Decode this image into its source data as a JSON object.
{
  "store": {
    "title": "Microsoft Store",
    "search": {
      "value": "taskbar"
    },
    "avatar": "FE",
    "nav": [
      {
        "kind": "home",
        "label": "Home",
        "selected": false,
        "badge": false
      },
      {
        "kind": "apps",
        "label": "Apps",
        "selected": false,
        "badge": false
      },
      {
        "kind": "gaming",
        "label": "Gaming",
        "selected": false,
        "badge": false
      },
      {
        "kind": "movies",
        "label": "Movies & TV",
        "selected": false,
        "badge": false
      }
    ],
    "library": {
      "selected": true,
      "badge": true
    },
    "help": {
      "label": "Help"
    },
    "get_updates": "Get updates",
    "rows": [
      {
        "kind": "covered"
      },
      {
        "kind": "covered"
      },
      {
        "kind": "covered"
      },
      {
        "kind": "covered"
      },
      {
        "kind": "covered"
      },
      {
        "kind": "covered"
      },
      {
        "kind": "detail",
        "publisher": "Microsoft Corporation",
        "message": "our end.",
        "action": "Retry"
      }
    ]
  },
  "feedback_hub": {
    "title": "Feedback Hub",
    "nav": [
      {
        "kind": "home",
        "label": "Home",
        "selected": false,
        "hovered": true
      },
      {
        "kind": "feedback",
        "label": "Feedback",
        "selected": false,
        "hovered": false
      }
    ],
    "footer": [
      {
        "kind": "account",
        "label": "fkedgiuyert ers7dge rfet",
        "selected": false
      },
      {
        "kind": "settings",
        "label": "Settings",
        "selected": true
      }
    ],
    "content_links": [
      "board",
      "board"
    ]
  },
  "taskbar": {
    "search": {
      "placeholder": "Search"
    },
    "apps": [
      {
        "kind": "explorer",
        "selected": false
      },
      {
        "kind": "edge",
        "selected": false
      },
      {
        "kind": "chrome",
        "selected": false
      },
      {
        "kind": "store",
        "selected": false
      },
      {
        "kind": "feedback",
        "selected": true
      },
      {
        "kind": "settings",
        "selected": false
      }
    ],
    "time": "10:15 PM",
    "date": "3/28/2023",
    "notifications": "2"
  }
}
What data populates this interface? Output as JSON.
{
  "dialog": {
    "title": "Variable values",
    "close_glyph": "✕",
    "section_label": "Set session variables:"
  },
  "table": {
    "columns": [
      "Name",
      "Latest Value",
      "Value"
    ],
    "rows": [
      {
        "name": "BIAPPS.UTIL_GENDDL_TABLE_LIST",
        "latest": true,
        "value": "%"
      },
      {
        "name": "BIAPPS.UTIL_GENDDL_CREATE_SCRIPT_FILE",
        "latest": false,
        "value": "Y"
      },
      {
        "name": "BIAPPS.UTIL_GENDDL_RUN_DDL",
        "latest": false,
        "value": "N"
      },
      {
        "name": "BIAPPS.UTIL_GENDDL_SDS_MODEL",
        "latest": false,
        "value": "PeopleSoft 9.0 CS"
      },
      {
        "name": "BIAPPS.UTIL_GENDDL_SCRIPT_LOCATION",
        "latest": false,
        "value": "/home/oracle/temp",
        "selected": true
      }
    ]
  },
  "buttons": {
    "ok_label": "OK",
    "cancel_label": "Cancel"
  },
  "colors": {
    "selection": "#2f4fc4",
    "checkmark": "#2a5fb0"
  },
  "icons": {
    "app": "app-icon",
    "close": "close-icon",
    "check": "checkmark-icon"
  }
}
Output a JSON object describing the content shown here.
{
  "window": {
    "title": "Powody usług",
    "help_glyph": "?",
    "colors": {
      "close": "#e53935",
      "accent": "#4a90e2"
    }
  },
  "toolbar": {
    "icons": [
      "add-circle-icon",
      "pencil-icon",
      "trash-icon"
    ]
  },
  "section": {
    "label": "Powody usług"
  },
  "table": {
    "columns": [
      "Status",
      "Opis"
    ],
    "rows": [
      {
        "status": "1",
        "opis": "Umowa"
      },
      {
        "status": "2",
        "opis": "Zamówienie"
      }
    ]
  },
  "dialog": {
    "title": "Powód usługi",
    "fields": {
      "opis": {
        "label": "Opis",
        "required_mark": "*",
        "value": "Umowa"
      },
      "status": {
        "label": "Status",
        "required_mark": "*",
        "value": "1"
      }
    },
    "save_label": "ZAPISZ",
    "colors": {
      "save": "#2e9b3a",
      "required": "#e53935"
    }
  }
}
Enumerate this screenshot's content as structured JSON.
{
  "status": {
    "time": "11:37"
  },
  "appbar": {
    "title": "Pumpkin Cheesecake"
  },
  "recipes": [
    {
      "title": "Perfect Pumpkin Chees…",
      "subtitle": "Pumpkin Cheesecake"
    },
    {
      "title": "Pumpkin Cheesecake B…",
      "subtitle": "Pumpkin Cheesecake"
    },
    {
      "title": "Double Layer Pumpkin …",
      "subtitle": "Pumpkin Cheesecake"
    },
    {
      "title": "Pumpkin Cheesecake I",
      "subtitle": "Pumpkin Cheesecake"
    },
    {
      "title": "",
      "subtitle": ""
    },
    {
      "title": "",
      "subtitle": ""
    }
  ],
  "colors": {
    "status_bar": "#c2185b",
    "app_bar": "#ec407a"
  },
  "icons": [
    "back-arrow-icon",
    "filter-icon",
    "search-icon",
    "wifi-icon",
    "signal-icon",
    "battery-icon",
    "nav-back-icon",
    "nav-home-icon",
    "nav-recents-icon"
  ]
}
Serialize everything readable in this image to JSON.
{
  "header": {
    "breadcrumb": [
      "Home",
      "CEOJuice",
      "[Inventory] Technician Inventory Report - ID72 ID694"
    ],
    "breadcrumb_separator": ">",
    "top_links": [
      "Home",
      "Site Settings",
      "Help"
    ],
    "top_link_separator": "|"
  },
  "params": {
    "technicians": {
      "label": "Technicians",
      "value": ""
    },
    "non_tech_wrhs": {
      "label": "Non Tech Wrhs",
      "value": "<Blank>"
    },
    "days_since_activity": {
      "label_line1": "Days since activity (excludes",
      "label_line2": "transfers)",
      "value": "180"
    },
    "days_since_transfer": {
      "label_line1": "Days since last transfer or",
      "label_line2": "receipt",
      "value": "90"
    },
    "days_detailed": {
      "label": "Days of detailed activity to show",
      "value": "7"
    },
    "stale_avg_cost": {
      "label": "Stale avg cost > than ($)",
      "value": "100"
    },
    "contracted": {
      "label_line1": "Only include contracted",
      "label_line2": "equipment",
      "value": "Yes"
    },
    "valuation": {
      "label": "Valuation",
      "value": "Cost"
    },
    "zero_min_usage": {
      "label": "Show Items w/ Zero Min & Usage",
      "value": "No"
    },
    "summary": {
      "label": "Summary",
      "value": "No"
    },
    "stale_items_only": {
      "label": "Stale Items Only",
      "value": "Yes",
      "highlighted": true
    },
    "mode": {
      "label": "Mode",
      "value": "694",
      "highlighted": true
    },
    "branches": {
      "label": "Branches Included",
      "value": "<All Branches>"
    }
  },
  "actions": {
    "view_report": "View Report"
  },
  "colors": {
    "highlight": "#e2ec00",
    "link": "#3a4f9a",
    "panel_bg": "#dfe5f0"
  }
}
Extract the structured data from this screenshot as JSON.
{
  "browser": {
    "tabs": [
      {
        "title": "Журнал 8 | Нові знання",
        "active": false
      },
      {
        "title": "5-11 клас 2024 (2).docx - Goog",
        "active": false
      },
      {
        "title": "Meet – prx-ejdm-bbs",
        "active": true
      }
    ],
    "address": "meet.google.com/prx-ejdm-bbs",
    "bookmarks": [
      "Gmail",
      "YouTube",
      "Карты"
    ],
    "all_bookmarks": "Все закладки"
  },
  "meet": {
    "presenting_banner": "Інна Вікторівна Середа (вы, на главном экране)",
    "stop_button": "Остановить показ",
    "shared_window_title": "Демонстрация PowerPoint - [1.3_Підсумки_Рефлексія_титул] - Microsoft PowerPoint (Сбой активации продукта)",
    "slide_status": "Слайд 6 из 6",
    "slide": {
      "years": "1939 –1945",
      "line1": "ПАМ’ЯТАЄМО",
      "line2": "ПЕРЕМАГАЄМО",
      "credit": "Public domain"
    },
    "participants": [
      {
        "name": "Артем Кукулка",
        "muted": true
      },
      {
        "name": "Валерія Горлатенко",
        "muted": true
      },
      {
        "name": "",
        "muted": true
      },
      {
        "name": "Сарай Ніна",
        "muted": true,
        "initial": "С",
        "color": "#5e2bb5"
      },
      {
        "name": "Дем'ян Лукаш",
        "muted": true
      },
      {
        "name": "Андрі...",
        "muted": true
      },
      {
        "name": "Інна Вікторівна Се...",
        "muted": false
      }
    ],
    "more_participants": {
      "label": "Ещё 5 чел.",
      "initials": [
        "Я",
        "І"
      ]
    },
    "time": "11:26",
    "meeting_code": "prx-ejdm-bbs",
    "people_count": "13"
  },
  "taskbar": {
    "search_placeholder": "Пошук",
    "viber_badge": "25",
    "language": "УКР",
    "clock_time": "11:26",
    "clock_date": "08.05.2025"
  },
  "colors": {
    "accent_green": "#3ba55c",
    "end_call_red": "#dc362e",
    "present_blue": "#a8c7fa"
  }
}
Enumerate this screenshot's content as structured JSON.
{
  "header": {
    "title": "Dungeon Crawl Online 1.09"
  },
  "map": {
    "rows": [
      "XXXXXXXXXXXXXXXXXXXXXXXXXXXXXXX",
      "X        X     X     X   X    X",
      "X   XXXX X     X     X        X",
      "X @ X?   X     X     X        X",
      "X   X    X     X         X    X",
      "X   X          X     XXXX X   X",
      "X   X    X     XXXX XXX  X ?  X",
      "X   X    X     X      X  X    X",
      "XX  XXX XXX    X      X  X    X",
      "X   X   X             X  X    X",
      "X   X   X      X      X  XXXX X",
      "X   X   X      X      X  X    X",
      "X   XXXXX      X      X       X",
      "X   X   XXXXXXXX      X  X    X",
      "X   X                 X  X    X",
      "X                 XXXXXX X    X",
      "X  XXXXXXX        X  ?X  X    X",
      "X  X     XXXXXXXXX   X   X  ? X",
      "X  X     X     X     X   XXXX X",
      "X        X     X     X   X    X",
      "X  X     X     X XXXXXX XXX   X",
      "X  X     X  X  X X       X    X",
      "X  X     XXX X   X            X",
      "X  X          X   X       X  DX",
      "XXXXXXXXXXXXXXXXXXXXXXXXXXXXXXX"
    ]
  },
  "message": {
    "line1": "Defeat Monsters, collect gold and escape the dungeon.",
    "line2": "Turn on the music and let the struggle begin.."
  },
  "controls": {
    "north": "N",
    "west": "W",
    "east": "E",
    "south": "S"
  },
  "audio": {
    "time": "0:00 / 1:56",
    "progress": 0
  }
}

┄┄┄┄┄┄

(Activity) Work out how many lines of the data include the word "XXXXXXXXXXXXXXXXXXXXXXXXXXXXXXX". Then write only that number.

(Solved problem) 2